By Michael Barnes | Monday, December 19, 2011, 08:32 PM
When we moved to the Bouldin area for good in 1997, our bungalow was new.
Although experts have since been fooled by its reverence for early-century gables, porches and windows (not the brand new house pictured below), it surged to the vanguard of latter-day construction for this neighborhood first laid out in the 1870s.
Since then, at least 445 new houses, duplexes or condos — I include substantial additions — have been built in Bouldin between South Congress Avenue and Lamar Boulevard, Barton Springs Boulevard and Oltorf Street.
How do I know this? Because Nora the Explorer Lab and I carefully surveyed the newcomers during two recent weeks of early-morning walks.
Stark, modernist entries have received outsized attention, yet they make up less than 10 percent of the new residences. The rest would be classified by real estate agents as “traditional,” although given its 100-year history, streamlined modernism ought to be considered yet another traditional style. (One early modern sample sits among some lovely prewar homes on lower Bouldin Avenue.)
I’m willing to bet Bouldin is the most eclectic neighborhood, architecturally, in the city. This is due, in part, to the sale of the previously underappreciated land, slowly, with very few large-scale developments over the past 140 years.

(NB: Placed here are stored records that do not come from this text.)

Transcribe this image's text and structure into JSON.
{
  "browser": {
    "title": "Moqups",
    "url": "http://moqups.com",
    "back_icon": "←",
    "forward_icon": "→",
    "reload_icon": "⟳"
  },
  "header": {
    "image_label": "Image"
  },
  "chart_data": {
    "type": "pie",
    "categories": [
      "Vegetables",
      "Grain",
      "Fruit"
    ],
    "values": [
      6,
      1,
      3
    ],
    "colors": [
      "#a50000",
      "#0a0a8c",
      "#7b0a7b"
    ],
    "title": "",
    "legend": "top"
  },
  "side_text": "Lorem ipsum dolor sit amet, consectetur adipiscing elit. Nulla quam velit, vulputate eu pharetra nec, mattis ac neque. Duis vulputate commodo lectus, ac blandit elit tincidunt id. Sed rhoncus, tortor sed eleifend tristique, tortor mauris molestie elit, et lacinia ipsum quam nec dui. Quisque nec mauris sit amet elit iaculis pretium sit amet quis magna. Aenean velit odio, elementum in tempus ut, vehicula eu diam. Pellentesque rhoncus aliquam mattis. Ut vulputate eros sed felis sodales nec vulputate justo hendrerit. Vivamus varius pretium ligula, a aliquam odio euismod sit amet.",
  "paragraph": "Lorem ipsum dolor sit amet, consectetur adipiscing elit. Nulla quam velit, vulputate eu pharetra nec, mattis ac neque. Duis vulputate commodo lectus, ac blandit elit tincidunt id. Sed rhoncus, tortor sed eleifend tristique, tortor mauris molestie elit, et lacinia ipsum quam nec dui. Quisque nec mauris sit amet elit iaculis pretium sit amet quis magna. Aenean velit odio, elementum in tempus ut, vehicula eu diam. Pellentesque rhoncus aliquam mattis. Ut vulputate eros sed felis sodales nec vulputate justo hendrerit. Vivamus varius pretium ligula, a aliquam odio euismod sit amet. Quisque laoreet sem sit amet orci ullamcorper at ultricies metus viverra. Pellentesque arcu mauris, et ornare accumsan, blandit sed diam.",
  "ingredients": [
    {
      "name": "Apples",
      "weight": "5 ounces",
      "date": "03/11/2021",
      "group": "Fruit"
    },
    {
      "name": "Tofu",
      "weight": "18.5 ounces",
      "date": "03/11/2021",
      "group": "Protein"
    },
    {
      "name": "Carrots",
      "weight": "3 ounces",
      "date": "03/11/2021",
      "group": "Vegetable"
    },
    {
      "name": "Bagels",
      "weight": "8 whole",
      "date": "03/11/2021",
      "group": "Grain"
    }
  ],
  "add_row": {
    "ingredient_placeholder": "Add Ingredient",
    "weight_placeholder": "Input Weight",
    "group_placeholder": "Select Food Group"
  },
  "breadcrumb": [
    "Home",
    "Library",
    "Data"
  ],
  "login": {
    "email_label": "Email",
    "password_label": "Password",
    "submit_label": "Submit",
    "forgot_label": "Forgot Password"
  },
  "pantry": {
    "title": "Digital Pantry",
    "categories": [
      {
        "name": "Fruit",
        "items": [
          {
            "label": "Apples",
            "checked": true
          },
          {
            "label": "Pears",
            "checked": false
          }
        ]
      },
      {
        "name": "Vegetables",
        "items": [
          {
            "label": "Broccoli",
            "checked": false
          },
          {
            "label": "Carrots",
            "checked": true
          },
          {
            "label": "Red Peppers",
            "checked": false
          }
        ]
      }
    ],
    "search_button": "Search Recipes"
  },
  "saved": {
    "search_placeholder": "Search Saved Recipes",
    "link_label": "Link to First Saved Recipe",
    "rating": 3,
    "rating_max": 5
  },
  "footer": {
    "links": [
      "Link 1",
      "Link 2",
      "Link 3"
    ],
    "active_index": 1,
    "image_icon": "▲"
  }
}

So what was here before the 445 newbies?
Among the first settlers were African Americans, who put up cabins of vertical-plank construction. Their descendants still live among us, despite the 1928 City of Austin urban plan that (passively) attempted to segregate blacks to East Austin by refusing to extend basic services to neighborhoods like ours.
At least four tall, wooden farmhouses — the most famous now serving as Green Pastures restaurant — and a few stone farmhouses survive from the 19th century. After 1900, poor whites joined the African Americans, as humorist and civil rights advocate John Henry Faulk relates in “The Uncensored John Henry Faulk.”
“In those days I came to live to two separate worlds with distinct boundaries. Both were encompassed in South Austin, a neighborhood containing the farms of people like my father, a successful lawyer, as well as the shacks and tents of the poor black and white families living ‘down on the creek.’”
Some of those poor and working-class white families also still live within few doors of us, although the eldest members are passing away too quickly. They tell of a South Austin as a semi-rural place of dirt roads, frequent floods and hard work.
Latinos arrived in numbers after World War II. They lived in the cottages and bungalows that still dominate the hills around us.
Later, beatniks and hippies created idiosyncratic houses from almost any material — A-frames, concrete lilies, towers that offered skyline views and safety from prying police, as well as the bejeweled Never Never Land, just a block from our house. (A descendant of these fantasy homes is a stone castle recently built behind a small church on Mary Street.)